dog-age-icon

16 Years

pill-rating-filledpill-rating-filledpill-rating-filledpill-rating-filledpill-rating-filled

Moderate condition

thumbs-up-icon

1 found helpful

pill-rating-filledpill-rating-filledpill-rating-filledpill-rating-filledpill-rating-filled

Moderate condition

Has Symptoms

Hypoglycemic
Hypoglycemic Seizure

My dog was diagnosed over 1 year ago with an insulinoma. It was diagnosed by multiple blood tests. At the time they suggested surgery but at 15 years old I could not bear putting him through that. He was treated with prednisone periodically and he had been OK. The last several months have been a challenge and he is receiving a depo-medrol injection every few weeks. We have been trying to find proglycem for him but the cost is very high. Is there anything more we can do for him? Is there somewhere you may know of that I can get proglycem at an affordable price?

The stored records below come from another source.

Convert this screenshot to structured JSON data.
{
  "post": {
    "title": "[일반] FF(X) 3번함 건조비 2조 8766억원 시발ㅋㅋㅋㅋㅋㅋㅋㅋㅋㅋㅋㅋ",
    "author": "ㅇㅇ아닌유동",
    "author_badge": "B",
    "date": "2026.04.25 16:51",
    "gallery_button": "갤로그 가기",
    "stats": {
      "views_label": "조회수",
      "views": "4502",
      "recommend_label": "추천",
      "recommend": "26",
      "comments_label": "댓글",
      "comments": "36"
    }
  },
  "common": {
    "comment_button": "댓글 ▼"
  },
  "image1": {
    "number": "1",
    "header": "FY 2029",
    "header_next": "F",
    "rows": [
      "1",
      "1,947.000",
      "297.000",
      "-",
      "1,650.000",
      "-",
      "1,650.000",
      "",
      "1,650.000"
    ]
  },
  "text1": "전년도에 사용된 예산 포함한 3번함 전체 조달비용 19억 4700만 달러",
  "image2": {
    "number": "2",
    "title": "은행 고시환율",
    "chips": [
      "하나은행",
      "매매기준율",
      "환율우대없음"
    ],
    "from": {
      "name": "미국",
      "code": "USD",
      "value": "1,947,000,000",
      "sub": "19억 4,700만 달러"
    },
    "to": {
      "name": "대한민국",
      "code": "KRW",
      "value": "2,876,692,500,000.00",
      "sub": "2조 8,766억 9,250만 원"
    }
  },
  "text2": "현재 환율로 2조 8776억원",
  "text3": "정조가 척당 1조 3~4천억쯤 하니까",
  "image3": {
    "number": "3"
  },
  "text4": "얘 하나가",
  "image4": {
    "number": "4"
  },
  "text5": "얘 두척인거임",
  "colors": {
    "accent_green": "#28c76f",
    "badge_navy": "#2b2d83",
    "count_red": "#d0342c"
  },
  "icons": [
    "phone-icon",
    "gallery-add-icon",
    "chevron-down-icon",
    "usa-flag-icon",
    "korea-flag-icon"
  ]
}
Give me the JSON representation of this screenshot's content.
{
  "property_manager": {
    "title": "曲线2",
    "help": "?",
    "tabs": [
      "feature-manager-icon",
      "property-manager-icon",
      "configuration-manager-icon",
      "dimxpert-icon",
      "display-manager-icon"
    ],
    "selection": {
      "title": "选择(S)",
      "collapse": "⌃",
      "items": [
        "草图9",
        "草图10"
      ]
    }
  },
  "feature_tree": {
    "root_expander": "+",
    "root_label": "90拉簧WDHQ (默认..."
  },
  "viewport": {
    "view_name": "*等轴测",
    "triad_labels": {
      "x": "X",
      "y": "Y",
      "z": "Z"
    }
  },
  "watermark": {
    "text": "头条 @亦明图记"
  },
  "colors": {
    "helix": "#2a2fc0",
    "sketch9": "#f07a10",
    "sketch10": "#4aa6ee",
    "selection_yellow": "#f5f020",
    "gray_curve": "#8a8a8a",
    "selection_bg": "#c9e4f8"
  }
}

Insulinoma Average Cost

From 367 quotes ranging from $2,000 - $14,000

Average Cost

$8,500

Cannanine